Dataset rows describing interfaces:
-*-*-
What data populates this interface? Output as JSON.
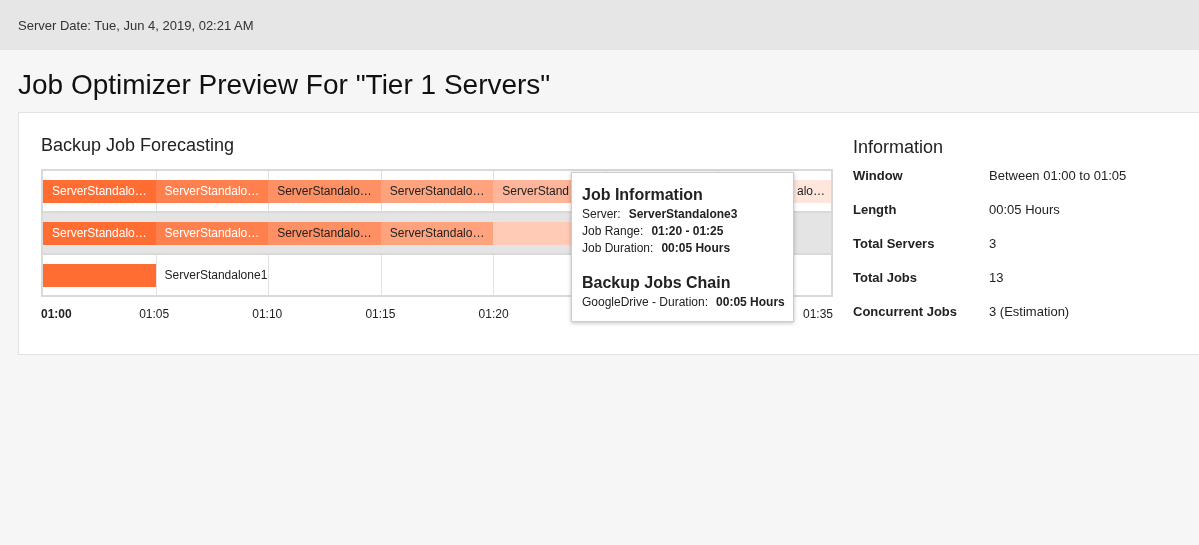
{
  "server_date": "Server Date: Tue, Jun 4, 2019, 02:21 AM",
  "title": "Job Optimizer Preview For \"Tier 1 Servers\"",
  "forecast": {
    "title": "Backup Job Forecasting",
    "ticks": [
      {
        "label": "01:00",
        "bold": true
      },
      {
        "label": "01:05",
        "bold": false
      },
      {
        "label": "01:10",
        "bold": false
      },
      {
        "label": "01:15",
        "bold": false
      },
      {
        "label": "01:20",
        "bold": false
      },
      {
        "label": "01:35",
        "bold": false
      }
    ],
    "rows": [
      {
        "shaded": false,
        "slots": [
          {
            "kind": "bar",
            "color": "#ff6d33",
            "label": "ServerStandalo…"
          },
          {
            "kind": "bar",
            "color": "#ff7f4d",
            "label": "ServerStandalo…"
          },
          {
            "kind": "bar",
            "color": "#ff9064",
            "label": "ServerStandalo…"
          },
          {
            "kind": "bar",
            "color": "#ffa27e",
            "label": "ServerStandalo…"
          },
          {
            "kind": "bar",
            "color": "#ffb599",
            "label": "ServerStand"
          },
          {
            "kind": "covered"
          },
          {
            "kind": "bar",
            "color": "#ffe6dc",
            "label": "alo…"
          }
        ]
      },
      {
        "shaded": true,
        "slots": [
          {
            "kind": "bar",
            "color": "#ff6d33",
            "label": "ServerStandalo…"
          },
          {
            "kind": "bar",
            "color": "#ff7f4d",
            "label": "ServerStandalo…"
          },
          {
            "kind": "bar",
            "color": "#ff9064",
            "label": "ServerStandalo…"
          },
          {
            "kind": "bar",
            "color": "#ffa27e",
            "label": "ServerStandalo…"
          },
          {
            "kind": "bar",
            "color": "#ffcbb6"
          }
        ]
      },
      {
        "shaded": false,
        "slots": [
          {
            "kind": "bar",
            "color": "#ff6d33"
          },
          {
            "kind": "caption",
            "label": "ServerStandalone1"
          }
        ]
      }
    ],
    "tooltip": {
      "title": "Job Information",
      "lines": [
        {
          "label": "Server:",
          "value": "ServerStandalone3"
        },
        {
          "label": "Job Range:",
          "value": "01:20 - 01:25"
        },
        {
          "label": "Job Duration:",
          "value": "00:05 Hours"
        }
      ],
      "chain_title": "Backup Jobs Chain",
      "chain": [
        {
          "label": "GoogleDrive - Duration:",
          "value": "00:05 Hours"
        }
      ]
    }
  },
  "information": {
    "title": "Information",
    "rows": [
      {
        "label": "Window",
        "value": "Between 01:00 to 01:05"
      },
      {
        "label": "Length",
        "value": "00:05 Hours"
      },
      {
        "label": "Total Servers",
        "value": "3"
      },
      {
        "label": "Total Jobs",
        "value": "13"
      },
      {
        "label": "Concurrent Jobs",
        "value": "3 (Estimation)"
      }
    ]
  }
}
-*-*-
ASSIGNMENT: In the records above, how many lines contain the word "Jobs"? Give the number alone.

ANSWER TO THIS PROBLEM: 3